  • Levi's Stadium operations are not yet efficient enough for soccer, though most problems should be ironed out during the football season, and in time for next year's Earthquakes game.
  • Good public transport alternatives for the games are key to alleviating traffic and parking congestion.
  • Clear signage to get to the stadium, and once inside to find your seat and facilties in the stadium.
  • Friendly and knowledgeable staff who understand the layout and operations of the stadium; friendliness was accomplished and appreciated by the fans at the Levi's Stadium game.
  • Family friendly rest rooms - no lines, and changing tables.
  • Feed and water the fans in a timely manner, keep enough food and drink supplied in time for kickoff and at half time.
  • Supporters' Groups - their locations have already been established in the end zone; drums and banners all add to the soccer atmosphere.
  • Season Ticket Holder Appreciation - perhaps next year they can be allocated better seats for the Levi's game.
  • Bigger, brighter stadium lighting for the photographers - Quakes In Blue.
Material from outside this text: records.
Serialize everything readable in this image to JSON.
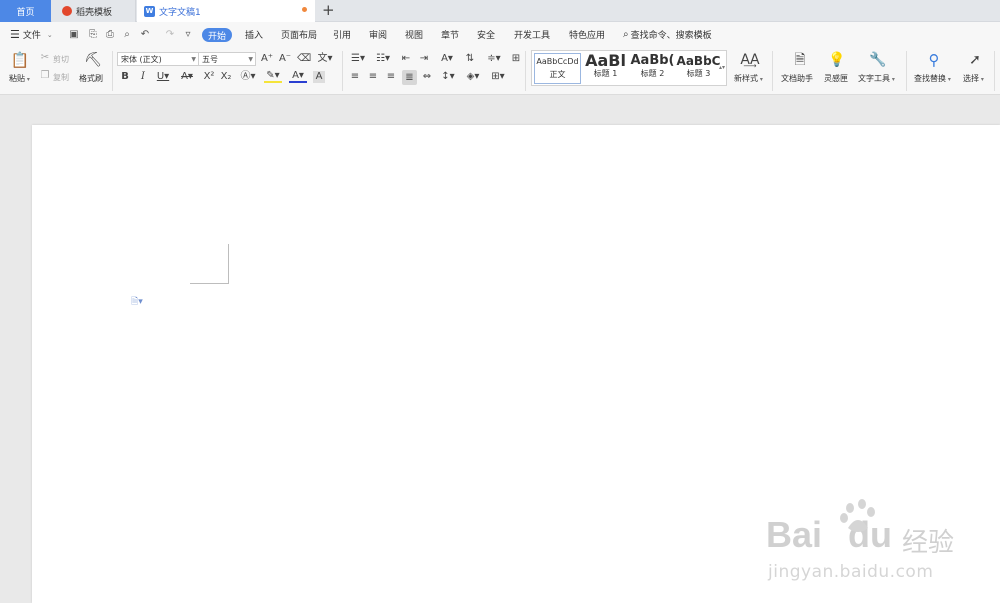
{
  "tabs": {
    "home": "首页",
    "template": "稻壳模板",
    "document": "文字文稿1",
    "new_tab": "+"
  },
  "menu": {
    "file": "文件",
    "items": [
      "开始",
      "插入",
      "页面布局",
      "引用",
      "审阅",
      "视图",
      "章节",
      "安全",
      "开发工具",
      "特色应用"
    ],
    "search": "查找命令、搜索模板"
  },
  "ribbon": {
    "paste": "粘贴",
    "cut": "剪切",
    "copy": "复制",
    "format_painter": "格式刷",
    "font_name": "宋体 (正文)",
    "font_size": "五号",
    "styles": [
      {
        "sample": "AaBbCcDd",
        "name": "正文"
      },
      {
        "sample": "AaBl",
        "name": "标题 1"
      },
      {
        "sample": "AaBb(",
        "name": "标题 2"
      },
      {
        "sample": "AaBbC",
        "name": "标题 3"
      }
    ],
    "new_style": "新样式",
    "doc_assistant": "文档助手",
    "inspiration": "灵感匣",
    "text_tools": "文字工具",
    "find_replace": "查找替换",
    "select": "选择"
  },
  "watermark": {
    "brand": "Bai",
    "brand2": "du",
    "cn": "经验",
    "url": "jingyan.baidu.com"
  },
  "colors": {
    "accent": "#4d88e6",
    "tab_active_text": "#3a6fd8",
    "dirty_dot": "#f0883d"
  }
}
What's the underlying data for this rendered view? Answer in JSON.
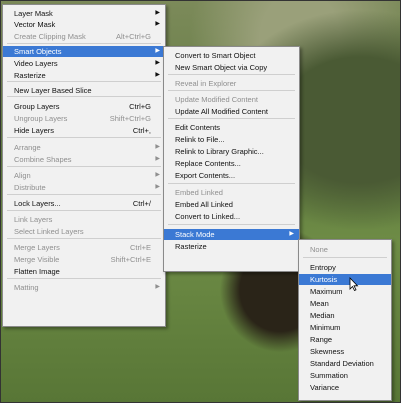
{
  "menu1": {
    "items": [
      {
        "label": "Layer Mask",
        "shortcut": "",
        "sub": true,
        "disabled": false
      },
      {
        "label": "Vector Mask",
        "shortcut": "",
        "sub": true,
        "disabled": false
      },
      {
        "label": "Create Clipping Mask",
        "shortcut": "Alt+Ctrl+G",
        "sub": false,
        "disabled": true
      },
      {
        "label": "Smart Objects",
        "shortcut": "",
        "sub": true,
        "disabled": false,
        "highlight": true
      },
      {
        "label": "Video Layers",
        "shortcut": "",
        "sub": true,
        "disabled": false
      },
      {
        "label": "Rasterize",
        "shortcut": "",
        "sub": true,
        "disabled": false
      },
      {
        "label": "New Layer Based Slice",
        "shortcut": "",
        "sub": false,
        "disabled": false
      },
      {
        "label": "Group Layers",
        "shortcut": "Ctrl+G",
        "sub": false,
        "disabled": false
      },
      {
        "label": "Ungroup Layers",
        "shortcut": "Shift+Ctrl+G",
        "sub": false,
        "disabled": true
      },
      {
        "label": "Hide Layers",
        "shortcut": "Ctrl+,",
        "sub": false,
        "disabled": false
      },
      {
        "label": "Arrange",
        "shortcut": "",
        "sub": true,
        "disabled": true
      },
      {
        "label": "Combine Shapes",
        "shortcut": "",
        "sub": true,
        "disabled": true
      },
      {
        "label": "Align",
        "shortcut": "",
        "sub": true,
        "disabled": true
      },
      {
        "label": "Distribute",
        "shortcut": "",
        "sub": true,
        "disabled": true
      },
      {
        "label": "Lock Layers...",
        "shortcut": "Ctrl+/",
        "sub": false,
        "disabled": false
      },
      {
        "label": "Link Layers",
        "shortcut": "",
        "sub": false,
        "disabled": true
      },
      {
        "label": "Select Linked Layers",
        "shortcut": "",
        "sub": false,
        "disabled": true
      },
      {
        "label": "Merge Layers",
        "shortcut": "Ctrl+E",
        "sub": false,
        "disabled": true
      },
      {
        "label": "Merge Visible",
        "shortcut": "Shift+Ctrl+E",
        "sub": false,
        "disabled": true
      },
      {
        "label": "Flatten Image",
        "shortcut": "",
        "sub": false,
        "disabled": false
      },
      {
        "label": "Matting",
        "shortcut": "",
        "sub": true,
        "disabled": true
      }
    ]
  },
  "menu2": {
    "items": [
      {
        "label": "Convert to Smart Object",
        "disabled": false
      },
      {
        "label": "New Smart Object via Copy",
        "disabled": false
      },
      {
        "label": "Reveal in Explorer",
        "disabled": true
      },
      {
        "label": "Update Modified Content",
        "disabled": true
      },
      {
        "label": "Update All Modified Content",
        "disabled": false
      },
      {
        "label": "Edit Contents",
        "disabled": false
      },
      {
        "label": "Relink to File...",
        "disabled": false
      },
      {
        "label": "Relink to Library Graphic...",
        "disabled": false
      },
      {
        "label": "Replace Contents...",
        "disabled": false
      },
      {
        "label": "Export Contents...",
        "disabled": false
      },
      {
        "label": "Embed Linked",
        "disabled": true
      },
      {
        "label": "Embed All Linked",
        "disabled": false
      },
      {
        "label": "Convert to Linked...",
        "disabled": false
      },
      {
        "label": "Stack Mode",
        "disabled": false,
        "sub": true,
        "highlight": true
      },
      {
        "label": "Rasterize",
        "disabled": false
      }
    ]
  },
  "menu3": {
    "items": [
      {
        "label": "None",
        "disabled": true
      },
      {
        "label": "Entropy",
        "disabled": false
      },
      {
        "label": "Kurtosis",
        "disabled": false,
        "highlight": true
      },
      {
        "label": "Maximum",
        "disabled": false
      },
      {
        "label": "Mean",
        "disabled": false
      },
      {
        "label": "Median",
        "disabled": false
      },
      {
        "label": "Minimum",
        "disabled": false
      },
      {
        "label": "Range",
        "disabled": false
      },
      {
        "label": "Skewness",
        "disabled": false
      },
      {
        "label": "Standard Deviation",
        "disabled": false
      },
      {
        "label": "Summation",
        "disabled": false
      },
      {
        "label": "Variance",
        "disabled": false
      }
    ]
  },
  "colors": {
    "highlight": "#3b79d4",
    "menu_bg": "#f1f1f1",
    "disabled_text": "#8f8f8f"
  }
}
  • And finally, for the denizens of the new Earthquakes Stadium Press Box, some peach frickin' cobbler.